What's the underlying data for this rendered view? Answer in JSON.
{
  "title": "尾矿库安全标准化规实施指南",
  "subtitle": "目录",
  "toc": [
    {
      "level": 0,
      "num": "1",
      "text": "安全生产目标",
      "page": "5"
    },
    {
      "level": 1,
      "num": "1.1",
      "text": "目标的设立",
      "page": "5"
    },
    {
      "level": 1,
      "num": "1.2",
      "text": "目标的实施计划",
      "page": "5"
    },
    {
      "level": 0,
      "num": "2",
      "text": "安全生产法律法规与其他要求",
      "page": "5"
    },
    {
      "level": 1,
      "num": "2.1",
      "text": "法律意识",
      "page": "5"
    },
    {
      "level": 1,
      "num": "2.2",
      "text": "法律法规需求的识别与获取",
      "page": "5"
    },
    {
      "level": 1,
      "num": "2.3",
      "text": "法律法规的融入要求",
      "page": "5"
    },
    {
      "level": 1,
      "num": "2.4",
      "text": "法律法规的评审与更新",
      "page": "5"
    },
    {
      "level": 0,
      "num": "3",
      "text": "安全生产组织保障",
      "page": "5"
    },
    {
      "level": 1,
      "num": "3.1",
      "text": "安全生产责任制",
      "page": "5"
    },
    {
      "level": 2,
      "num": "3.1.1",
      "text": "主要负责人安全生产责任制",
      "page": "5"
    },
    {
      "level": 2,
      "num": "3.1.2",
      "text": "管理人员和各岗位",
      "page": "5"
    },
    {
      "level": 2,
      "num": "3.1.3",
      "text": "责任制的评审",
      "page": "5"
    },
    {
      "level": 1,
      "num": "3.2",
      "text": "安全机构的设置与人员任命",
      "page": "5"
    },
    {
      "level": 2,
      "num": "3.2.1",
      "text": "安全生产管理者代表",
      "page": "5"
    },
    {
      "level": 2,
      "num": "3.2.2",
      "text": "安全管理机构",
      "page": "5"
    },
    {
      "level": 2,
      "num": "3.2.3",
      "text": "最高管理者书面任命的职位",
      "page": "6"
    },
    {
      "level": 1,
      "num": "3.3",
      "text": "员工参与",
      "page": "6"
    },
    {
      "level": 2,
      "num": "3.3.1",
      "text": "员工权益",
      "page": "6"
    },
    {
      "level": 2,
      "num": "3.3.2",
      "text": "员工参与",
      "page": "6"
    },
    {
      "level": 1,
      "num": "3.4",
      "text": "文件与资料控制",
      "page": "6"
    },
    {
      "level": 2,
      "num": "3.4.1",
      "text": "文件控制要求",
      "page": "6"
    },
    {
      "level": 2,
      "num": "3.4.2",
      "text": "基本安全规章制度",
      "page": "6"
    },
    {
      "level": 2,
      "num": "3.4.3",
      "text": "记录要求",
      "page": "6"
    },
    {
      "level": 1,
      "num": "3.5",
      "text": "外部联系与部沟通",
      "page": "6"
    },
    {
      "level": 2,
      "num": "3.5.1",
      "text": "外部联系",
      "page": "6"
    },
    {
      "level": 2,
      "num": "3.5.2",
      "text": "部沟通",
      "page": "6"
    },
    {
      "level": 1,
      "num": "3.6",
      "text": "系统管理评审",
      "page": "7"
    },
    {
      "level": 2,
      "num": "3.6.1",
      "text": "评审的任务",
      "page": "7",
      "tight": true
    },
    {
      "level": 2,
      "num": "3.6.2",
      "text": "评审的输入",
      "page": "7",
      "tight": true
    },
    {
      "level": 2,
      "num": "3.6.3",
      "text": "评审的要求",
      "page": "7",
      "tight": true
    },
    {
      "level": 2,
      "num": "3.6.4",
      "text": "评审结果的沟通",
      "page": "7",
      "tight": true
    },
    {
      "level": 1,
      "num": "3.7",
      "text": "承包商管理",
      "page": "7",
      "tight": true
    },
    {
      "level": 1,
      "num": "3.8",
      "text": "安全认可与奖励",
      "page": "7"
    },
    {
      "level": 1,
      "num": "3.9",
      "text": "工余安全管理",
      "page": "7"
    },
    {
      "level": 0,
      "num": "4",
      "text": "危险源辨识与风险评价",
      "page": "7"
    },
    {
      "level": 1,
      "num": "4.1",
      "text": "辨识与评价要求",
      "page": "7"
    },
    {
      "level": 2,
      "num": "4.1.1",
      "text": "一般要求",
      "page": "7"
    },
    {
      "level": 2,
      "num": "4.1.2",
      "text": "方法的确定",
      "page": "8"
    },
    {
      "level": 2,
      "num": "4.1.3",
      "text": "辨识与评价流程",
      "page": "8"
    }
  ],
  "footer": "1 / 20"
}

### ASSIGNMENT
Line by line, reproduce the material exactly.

### PROBLEM SOLUTION
What's the underlying data for this rendered view? Answer in JSON.
{
  "title": "尾矿库安全标准化规实施指南",
  "subtitle": "目录",
  "toc": [
    {
      "level": 0,
      "num": "1",
      "text": "安全生产目标",
      "page": "5"
    },
    {
      "level": 1,
      "num": "1.1",
      "text": "目标的设立",
      "page": "5"
    },
    {
      "level": 1,
      "num": "1.2",
      "text": "目标的实施计划",
      "page": "5"
    },
    {
      "level": 0,
      "num": "2",
      "text": "安全生产法律法规与其他要求",
      "page": "5"
    },
    {
      "level": 1,
      "num": "2.1",
      "text": "法律意识",
      "page": "5"
    },
    {
      "level": 1,
      "num": "2.2",
      "text": "法律法规需求的识别与获取",
      "page": "5"
    },
    {
      "level": 1,
      "num": "2.3",
      "text": "法律法规的融入要求",
      "page": "5"
    },
    {
      "level": 1,
      "num": "2.4",
      "text": "法律法规的评审与更新",
      "page": "5"
    },
    {
      "level": 0,
      "num": "3",
      "text": "安全生产组织保障",
      "page": "5"
    },
    {
      "level": 1,
      "num": "3.1",
      "text": "安全生产责任制",
      "page": "5"
    },
    {
      "level": 2,
      "num": "3.1.1",
      "text": "主要负责人安全生产责任制",
      "page": "5"
    },
    {
      "level": 2,
      "num": "3.1.2",
      "text": "管理人员和各岗位",
      "page": "5"
    },
    {
      "level": 2,
      "num": "3.1.3",
      "text": "责任制的评审",
      "page": "5"
    },
    {
      "level": 1,
      "num": "3.2",
      "text": "安全机构的设置与人员任命",
      "page": "5"
    },
    {
      "level": 2,
      "num": "3.2.1",
      "text": "安全生产管理者代表",
      "page": "5"
    },
    {
      "level": 2,
      "num": "3.2.2",
      "text": "安全管理机构",
      "page": "5"
    },
    {
      "level": 2,
      "num": "3.2.3",
      "text": "最高管理者书面任命的职位",
      "page": "6"
    },
    {
      "level": 1,
      "num": "3.3",
      "text": "员工参与",
      "page": "6"
    },
    {
      "level": 2,
      "num": "3.3.1",
      "text": "员工权益",
      "page": "6"
    },
    {
      "level": 2,
      "num": "3.3.2",
      "text": "员工参与",
      "page": "6"
    },
    {
      "level": 1,
      "num": "3.4",
      "text": "文件与资料控制",
      "page": "6"
    },
    {
      "level": 2,
      "num": "3.4.1",
      "text": "文件控制要求",
      "page": "6"
    },
    {
      "level": 2,
      "num": "3.4.2",
      "text": "基本安全规章制度",
      "page": "6"
    },
    {
      "level": 2,
      "num": "3.4.3",
      "text": "记录要求",
      "page": "6"
    },
    {
      "level": 1,
      "num": "3.5",
      "text": "外部联系与部沟通",
      "page": "6"
    },
    {
      "level": 2,
      "num": "3.5.1",
      "text": "外部联系",
      "page": "6"
    },
    {
      "level": 2,
      "num": "3.5.2",
      "text": "部沟通",
      "page": "6"
    },
    {
      "level": 1,
      "num": "3.6",
      "text": "系统管理评审",
      "page": "7"
    },
    {
      "level": 2,
      "num": "3.6.1",
      "text": "评审的任务",
      "page": "7",
      "tight": true
    },
    {
      "level": 2,
      "num": "3.6.2",
      "text": "评审的输入",
      "page": "7",
      "tight": true
    },
    {
      "level": 2,
      "num": "3.6.3",
      "text": "评审的要求",
      "page": "7",
      "tight": true
    },
    {
      "level": 2,
      "num": "3.6.4",
      "text": "评审结果的沟通",
      "page": "7",
      "tight": true
    },
    {
      "level": 1,
      "num": "3.7",
      "text": "承包商管理",
      "page": "7",
      "tight": true
    },
    {
      "level": 1,
      "num": "3.8",
      "text": "安全认可与奖励",
      "page": "7"
    },
    {
      "level": 1,
      "num": "3.9",
      "text": "工余安全管理",
      "page": "7"
    },
    {
      "level": 0,
      "num": "4",
      "text": "危险源辨识与风险评价",
      "page": "7"
    },
    {
      "level": 1,
      "num": "4.1",
      "text": "辨识与评价要求",
      "page": "7"
    },
    {
      "level": 2,
      "num": "4.1.1",
      "text": "一般要求",
      "page": "7"
    },
    {
      "level": 2,
      "num": "4.1.2",
      "text": "方法的确定",
      "page": "8"
    },
    {
      "level": 2,
      "num": "4.1.3",
      "text": "辨识与评价流程",
      "page": "8"
    }
  ],
  "footer": "1 / 20"
}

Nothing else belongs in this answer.